TASK OBJECTIVE:
Where does the string "name" appear in the records? Copy every line that contains it.

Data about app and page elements
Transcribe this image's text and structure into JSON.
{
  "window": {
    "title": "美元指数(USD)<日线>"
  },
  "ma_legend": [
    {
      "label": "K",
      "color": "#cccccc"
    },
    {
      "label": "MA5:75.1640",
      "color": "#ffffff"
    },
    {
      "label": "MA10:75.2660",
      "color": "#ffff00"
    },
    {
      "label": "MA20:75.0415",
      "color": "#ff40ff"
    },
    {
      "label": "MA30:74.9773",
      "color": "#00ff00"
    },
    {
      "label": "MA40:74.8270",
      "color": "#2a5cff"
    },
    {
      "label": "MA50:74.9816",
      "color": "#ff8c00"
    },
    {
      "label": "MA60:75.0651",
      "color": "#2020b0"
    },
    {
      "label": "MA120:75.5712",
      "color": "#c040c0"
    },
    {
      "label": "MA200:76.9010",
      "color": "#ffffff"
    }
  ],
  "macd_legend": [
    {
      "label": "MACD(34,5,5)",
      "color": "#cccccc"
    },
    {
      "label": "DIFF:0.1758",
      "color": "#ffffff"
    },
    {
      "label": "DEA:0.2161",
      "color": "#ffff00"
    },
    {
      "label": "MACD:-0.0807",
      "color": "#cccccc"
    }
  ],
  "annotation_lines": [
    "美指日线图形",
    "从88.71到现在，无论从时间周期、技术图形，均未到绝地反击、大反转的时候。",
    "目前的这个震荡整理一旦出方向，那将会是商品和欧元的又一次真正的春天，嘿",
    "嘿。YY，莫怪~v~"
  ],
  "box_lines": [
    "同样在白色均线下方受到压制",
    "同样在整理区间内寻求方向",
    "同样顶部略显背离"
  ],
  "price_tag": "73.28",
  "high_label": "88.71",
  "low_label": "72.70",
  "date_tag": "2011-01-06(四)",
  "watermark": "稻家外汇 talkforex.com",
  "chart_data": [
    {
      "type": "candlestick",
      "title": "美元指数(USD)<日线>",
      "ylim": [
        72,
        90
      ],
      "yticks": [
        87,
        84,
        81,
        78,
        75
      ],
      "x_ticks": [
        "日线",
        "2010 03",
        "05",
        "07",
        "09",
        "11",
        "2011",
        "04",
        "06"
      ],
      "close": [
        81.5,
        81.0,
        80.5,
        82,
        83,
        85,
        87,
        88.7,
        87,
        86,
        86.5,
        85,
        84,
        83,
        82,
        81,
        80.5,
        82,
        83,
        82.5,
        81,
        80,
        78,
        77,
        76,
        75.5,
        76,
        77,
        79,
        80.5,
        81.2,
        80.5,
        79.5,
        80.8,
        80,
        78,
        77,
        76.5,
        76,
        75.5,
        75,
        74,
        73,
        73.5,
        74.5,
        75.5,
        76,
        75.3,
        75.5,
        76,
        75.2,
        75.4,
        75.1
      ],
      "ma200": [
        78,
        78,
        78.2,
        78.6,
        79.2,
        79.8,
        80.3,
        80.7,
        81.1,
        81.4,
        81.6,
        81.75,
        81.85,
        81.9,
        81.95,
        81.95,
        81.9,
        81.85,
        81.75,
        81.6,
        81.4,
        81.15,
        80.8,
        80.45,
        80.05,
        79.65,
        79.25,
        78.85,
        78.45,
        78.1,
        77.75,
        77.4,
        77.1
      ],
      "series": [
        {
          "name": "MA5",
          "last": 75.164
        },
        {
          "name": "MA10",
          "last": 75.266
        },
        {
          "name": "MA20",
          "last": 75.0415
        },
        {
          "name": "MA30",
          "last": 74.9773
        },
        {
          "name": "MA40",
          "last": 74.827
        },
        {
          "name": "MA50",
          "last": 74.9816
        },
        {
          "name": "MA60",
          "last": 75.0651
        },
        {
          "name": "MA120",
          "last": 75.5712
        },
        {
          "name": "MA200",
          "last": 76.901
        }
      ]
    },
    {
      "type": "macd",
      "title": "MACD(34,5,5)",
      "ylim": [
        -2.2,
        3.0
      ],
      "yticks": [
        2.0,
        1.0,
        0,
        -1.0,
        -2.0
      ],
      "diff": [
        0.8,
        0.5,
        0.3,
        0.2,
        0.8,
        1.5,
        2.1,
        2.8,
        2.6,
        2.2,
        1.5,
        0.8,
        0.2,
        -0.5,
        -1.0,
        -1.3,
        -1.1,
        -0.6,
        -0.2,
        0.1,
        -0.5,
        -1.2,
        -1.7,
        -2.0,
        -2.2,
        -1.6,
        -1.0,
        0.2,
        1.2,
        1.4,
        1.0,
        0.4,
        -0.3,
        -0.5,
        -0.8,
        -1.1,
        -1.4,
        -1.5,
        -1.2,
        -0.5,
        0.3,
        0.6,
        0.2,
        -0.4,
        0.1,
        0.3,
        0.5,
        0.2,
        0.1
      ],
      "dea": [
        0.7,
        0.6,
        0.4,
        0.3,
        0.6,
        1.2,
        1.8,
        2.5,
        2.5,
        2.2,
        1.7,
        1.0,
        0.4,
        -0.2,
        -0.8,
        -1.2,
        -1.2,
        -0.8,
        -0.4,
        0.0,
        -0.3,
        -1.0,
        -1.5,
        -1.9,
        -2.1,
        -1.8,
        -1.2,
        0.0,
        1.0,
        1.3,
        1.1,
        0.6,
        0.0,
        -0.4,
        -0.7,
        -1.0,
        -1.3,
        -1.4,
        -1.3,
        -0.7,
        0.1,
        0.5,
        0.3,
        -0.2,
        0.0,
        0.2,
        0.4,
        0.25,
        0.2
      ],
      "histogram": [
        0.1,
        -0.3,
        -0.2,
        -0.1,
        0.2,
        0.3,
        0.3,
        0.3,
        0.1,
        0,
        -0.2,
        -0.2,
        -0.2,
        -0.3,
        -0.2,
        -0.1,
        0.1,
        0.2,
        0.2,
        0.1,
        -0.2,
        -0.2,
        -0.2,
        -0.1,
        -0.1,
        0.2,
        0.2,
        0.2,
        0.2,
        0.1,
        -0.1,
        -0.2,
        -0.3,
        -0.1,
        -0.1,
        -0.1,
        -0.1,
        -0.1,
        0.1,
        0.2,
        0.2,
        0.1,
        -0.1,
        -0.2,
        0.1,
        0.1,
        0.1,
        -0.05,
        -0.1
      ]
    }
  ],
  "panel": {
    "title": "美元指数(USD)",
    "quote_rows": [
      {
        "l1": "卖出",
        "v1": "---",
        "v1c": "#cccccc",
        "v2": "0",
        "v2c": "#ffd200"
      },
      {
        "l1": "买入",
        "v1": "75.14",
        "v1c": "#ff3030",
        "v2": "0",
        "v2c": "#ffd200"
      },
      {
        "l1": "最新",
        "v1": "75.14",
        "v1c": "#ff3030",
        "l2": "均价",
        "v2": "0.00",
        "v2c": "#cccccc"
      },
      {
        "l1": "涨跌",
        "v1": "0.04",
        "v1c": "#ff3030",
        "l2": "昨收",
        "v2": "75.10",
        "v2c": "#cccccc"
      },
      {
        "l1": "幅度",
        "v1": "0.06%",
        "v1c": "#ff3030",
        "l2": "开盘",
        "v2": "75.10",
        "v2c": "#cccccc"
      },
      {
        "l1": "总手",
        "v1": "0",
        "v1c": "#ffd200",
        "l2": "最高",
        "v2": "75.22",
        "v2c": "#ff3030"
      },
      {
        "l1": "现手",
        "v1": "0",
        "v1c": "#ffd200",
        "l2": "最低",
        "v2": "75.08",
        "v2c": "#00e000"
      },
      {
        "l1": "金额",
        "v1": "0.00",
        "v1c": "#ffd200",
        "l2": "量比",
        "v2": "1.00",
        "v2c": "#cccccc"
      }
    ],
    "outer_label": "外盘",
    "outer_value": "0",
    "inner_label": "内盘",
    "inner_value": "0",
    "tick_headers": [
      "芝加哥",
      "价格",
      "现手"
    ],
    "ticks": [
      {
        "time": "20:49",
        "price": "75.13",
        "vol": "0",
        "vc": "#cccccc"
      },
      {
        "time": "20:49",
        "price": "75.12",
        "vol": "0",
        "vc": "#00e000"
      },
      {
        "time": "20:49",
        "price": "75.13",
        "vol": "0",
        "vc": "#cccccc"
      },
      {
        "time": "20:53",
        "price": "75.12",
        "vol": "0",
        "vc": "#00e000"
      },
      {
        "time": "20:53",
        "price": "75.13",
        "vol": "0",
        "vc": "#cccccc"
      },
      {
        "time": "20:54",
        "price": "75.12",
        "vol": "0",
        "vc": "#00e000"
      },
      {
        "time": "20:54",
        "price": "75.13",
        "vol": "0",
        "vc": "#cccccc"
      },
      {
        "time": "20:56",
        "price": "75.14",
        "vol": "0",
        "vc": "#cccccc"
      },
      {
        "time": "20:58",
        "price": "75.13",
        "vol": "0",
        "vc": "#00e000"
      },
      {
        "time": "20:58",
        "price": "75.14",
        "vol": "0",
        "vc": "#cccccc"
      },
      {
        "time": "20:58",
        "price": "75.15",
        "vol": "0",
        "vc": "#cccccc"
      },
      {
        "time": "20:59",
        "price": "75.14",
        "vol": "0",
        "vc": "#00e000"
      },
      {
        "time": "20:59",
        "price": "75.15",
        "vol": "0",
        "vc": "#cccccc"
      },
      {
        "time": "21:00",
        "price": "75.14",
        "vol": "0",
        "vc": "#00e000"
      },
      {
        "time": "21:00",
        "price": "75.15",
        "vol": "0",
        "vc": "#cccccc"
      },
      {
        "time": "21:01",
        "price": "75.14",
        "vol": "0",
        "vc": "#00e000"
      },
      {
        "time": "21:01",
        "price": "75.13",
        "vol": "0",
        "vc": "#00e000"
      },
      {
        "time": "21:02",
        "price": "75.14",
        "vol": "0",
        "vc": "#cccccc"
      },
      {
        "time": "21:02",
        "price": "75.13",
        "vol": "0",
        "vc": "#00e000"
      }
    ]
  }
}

TASK SOLUTION:
          "name": "MA5",
          "name": "MA10",
          "name": "MA20",
          "name": "MA30",
          "name": "MA40",
          "name": "MA50",
          "name": "MA60",
          "name": "MA120",
          "name": "MA200",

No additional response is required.